RIVM Report 2017-0018
In February 2015, the Seoul virus (SEOV) was detected for the first time in the Netherlands in three captured brown rats. Water board staff may encounter brown rats as a ‘bycatch’ of muskrat and coypu control. However, the risk of them being infected with SEOV is small, because very few brown rats in the Netherlands carry the virus. These are the findings of a study by RIVM.
SEOV is what is known as a hantavirus. Most types of hantavirus are principally found in mouse species, but muskrat and coypu controllers come into contact with them less often. The risk of the pest controllers being exposed to other hantaviruses is therefore small.
The risk of muskrat and coypu controllers being exposed to Leptospira bacteria is greater. Approximately half the brown rats in the Netherlands carry this bacterium, which can also contaminate the surface waters in the surroundings. However, only a small number of the muskrat and coypu controllers has turned out to be infected by Leptospira bacteria. This is probably because they wear protective clothing during their work, such as gloves, goggles and suits with boots.
Hantaviruses and Leptospira bacteria generally cause mild flu-like complaints that are difficult to distinguish from each other. In more severe forms, both microorganisms can cause kidney problems (inflammation, poor functioning), but this is rare.

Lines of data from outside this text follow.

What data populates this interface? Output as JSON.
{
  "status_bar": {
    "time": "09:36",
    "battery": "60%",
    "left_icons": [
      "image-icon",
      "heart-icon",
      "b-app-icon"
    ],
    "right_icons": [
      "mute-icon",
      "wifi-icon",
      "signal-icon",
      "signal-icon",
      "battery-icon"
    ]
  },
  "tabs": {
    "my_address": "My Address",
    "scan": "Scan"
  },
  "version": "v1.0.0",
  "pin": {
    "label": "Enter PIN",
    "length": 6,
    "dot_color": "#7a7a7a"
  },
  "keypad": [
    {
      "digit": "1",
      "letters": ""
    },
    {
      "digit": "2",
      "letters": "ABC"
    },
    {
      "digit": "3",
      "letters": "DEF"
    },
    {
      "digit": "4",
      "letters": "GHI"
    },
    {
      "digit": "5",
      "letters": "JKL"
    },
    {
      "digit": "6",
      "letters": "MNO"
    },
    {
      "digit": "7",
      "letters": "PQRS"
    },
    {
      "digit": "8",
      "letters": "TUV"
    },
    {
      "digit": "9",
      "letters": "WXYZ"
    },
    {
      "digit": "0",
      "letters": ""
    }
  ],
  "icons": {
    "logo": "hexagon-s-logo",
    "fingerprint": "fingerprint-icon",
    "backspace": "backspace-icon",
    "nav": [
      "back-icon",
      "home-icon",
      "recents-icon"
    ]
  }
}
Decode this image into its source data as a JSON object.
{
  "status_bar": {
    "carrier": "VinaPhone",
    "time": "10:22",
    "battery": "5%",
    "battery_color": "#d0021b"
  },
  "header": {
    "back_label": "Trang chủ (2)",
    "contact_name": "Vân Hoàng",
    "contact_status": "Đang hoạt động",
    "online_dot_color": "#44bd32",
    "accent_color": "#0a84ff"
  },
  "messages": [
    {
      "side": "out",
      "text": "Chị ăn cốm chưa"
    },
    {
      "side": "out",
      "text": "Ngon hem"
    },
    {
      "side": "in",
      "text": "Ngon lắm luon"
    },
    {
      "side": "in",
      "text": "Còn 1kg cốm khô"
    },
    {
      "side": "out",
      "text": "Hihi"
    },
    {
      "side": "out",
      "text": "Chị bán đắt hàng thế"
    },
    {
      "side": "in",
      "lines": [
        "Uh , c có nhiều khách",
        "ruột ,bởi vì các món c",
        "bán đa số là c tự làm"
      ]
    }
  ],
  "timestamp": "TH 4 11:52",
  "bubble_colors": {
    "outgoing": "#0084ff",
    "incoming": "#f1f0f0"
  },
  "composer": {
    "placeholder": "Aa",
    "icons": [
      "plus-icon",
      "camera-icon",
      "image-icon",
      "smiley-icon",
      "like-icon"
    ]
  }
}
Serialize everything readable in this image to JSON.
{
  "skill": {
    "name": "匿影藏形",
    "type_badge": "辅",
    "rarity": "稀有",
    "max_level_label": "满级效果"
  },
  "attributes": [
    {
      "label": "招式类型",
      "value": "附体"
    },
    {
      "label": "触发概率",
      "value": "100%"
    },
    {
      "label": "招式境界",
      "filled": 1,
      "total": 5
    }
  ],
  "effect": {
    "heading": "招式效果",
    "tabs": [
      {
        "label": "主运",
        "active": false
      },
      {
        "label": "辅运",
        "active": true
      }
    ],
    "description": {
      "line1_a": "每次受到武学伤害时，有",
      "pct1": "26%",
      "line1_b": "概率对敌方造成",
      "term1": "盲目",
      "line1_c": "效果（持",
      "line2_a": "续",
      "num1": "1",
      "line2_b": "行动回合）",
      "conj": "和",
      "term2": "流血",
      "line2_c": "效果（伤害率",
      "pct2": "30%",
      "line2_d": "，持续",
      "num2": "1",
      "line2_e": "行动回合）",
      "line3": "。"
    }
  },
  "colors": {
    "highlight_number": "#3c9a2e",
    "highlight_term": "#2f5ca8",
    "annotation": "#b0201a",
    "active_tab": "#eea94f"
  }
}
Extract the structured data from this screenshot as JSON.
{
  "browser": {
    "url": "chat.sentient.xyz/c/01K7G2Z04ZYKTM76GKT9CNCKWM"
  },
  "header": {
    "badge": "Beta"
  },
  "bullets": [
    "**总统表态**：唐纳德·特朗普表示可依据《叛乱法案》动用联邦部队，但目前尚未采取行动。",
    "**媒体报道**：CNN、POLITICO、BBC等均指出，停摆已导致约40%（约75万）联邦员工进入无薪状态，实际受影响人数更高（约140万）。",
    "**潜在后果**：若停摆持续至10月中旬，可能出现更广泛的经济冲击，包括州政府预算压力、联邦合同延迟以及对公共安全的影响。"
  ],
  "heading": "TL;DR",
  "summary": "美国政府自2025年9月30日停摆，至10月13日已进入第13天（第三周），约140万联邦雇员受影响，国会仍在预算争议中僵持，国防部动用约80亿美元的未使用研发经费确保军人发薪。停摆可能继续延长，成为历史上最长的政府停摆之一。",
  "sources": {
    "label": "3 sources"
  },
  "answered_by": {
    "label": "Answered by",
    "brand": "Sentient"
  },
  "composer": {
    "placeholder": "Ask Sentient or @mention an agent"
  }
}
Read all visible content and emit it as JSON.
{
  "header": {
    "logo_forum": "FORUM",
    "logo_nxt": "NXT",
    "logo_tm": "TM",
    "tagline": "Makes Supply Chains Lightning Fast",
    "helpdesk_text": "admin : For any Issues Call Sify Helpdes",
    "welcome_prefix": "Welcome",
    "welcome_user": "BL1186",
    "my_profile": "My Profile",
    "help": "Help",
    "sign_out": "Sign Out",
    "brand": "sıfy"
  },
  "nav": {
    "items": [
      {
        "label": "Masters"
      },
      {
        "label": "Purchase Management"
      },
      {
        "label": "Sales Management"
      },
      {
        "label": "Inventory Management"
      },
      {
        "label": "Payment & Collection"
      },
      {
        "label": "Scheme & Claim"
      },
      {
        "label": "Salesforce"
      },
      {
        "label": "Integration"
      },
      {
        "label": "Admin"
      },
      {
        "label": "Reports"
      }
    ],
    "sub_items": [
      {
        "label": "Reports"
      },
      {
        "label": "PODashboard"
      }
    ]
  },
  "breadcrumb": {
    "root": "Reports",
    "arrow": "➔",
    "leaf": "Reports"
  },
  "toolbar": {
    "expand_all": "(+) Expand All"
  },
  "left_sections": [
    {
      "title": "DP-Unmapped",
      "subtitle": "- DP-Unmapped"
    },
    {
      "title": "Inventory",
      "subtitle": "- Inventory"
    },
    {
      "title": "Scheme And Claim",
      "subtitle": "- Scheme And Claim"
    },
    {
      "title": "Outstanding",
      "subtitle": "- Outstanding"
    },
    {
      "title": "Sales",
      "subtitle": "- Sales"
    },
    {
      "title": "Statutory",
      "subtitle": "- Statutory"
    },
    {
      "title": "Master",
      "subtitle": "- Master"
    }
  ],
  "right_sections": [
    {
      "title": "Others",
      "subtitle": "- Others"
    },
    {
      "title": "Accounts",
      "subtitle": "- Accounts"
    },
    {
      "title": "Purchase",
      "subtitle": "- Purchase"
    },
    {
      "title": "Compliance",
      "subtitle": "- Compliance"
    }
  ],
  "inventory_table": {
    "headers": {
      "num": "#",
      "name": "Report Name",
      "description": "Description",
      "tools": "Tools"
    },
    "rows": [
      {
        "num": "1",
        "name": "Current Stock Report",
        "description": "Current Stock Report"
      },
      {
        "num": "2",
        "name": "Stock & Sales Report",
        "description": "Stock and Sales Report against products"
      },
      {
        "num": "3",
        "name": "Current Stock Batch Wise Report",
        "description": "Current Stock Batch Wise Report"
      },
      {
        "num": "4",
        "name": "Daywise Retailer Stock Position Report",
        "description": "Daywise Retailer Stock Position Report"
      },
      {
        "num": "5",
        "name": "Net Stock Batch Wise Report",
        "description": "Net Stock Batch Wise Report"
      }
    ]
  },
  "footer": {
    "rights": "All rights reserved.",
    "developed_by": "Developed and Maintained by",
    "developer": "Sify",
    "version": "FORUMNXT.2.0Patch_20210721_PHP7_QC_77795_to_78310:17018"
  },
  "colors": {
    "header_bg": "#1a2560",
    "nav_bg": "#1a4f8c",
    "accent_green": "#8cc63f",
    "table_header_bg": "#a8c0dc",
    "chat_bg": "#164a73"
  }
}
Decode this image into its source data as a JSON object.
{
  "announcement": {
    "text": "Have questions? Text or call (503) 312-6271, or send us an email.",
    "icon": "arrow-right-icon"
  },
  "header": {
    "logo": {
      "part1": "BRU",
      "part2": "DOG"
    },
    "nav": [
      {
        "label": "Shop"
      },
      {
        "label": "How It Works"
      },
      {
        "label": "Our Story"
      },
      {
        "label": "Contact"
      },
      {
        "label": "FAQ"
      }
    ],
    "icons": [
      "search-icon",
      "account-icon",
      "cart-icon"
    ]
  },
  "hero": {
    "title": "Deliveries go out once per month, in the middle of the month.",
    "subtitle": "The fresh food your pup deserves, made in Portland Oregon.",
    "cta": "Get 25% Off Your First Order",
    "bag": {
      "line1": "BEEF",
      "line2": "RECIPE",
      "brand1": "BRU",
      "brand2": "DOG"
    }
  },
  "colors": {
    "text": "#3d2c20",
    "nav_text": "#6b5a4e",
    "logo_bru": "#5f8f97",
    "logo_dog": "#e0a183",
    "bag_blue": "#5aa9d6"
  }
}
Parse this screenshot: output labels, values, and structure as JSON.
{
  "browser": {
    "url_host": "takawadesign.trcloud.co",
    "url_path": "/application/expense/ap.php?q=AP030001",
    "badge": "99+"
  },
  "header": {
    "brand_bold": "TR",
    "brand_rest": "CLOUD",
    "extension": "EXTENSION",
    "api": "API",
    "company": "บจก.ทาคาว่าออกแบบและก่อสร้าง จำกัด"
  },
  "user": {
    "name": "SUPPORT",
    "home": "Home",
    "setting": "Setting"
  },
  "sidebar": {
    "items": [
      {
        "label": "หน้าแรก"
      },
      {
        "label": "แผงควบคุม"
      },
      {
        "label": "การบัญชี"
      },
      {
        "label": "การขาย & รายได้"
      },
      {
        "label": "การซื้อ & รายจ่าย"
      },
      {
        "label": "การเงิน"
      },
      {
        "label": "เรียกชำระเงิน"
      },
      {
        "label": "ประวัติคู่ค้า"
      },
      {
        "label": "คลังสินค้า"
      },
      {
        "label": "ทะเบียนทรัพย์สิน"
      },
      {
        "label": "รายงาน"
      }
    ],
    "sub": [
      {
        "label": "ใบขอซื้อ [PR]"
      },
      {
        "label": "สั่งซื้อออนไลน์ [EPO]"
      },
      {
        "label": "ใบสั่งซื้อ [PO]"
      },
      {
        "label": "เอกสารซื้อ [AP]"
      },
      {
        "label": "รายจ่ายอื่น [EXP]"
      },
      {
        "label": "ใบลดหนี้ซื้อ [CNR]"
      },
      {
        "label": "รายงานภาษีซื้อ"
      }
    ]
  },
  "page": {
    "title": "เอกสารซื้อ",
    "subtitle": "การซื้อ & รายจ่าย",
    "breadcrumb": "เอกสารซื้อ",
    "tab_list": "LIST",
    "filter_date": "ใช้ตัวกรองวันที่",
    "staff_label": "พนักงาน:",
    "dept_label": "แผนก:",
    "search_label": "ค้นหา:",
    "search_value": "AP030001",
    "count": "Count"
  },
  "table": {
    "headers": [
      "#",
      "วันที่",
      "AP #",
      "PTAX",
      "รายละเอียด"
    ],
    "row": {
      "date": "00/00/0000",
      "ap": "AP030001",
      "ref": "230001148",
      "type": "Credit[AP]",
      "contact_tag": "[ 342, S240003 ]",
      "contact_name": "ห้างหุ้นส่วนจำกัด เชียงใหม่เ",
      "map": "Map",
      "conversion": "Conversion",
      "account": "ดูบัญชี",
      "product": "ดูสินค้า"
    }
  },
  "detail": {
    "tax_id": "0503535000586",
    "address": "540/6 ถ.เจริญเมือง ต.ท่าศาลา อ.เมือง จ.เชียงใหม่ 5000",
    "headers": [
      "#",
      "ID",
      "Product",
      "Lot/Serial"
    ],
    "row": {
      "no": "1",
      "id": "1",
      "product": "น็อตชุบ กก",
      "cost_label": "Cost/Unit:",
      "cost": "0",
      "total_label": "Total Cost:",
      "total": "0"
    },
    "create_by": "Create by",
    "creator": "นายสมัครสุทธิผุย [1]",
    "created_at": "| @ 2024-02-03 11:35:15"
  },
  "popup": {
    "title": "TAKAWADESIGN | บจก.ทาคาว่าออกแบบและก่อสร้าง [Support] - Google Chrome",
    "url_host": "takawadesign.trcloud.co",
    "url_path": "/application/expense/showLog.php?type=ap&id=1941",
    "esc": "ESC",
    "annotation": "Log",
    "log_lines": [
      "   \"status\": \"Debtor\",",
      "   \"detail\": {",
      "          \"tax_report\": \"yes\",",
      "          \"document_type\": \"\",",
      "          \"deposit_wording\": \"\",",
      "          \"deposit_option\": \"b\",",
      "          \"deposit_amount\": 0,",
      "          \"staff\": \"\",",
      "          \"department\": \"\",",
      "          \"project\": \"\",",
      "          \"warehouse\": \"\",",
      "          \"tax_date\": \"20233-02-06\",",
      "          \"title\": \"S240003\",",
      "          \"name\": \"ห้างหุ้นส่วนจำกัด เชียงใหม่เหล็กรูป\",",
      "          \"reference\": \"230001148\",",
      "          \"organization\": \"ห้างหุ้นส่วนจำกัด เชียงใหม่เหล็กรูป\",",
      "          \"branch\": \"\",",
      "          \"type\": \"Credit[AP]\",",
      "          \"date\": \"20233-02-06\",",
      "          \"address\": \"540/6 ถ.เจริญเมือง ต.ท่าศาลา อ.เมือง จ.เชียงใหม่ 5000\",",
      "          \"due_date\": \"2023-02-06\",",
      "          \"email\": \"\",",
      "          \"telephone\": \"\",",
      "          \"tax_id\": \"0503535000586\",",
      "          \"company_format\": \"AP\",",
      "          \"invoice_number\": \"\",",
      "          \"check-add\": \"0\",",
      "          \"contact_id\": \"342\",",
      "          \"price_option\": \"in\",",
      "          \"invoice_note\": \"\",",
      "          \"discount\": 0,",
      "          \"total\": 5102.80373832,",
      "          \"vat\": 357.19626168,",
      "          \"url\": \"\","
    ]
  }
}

For this study, 260 muskrat and coypu controllers completed an online questionnaire (65% of the 402 people contacted). In addition, blood samples were taken from 246 people (61%), which were tested for antibodies against six hantaviruses. One blood sample contained a hantavirus variant (the Puumala virus). Sufficient blood was available from 162 participants to test for Leptospira as well. Two of them were infected with this bacterium. This study was not able to show whether they had also been made ill by the Leptospira bacterium.
To reference / cite this report use: DOI 10.21945/RIVM-2017-0018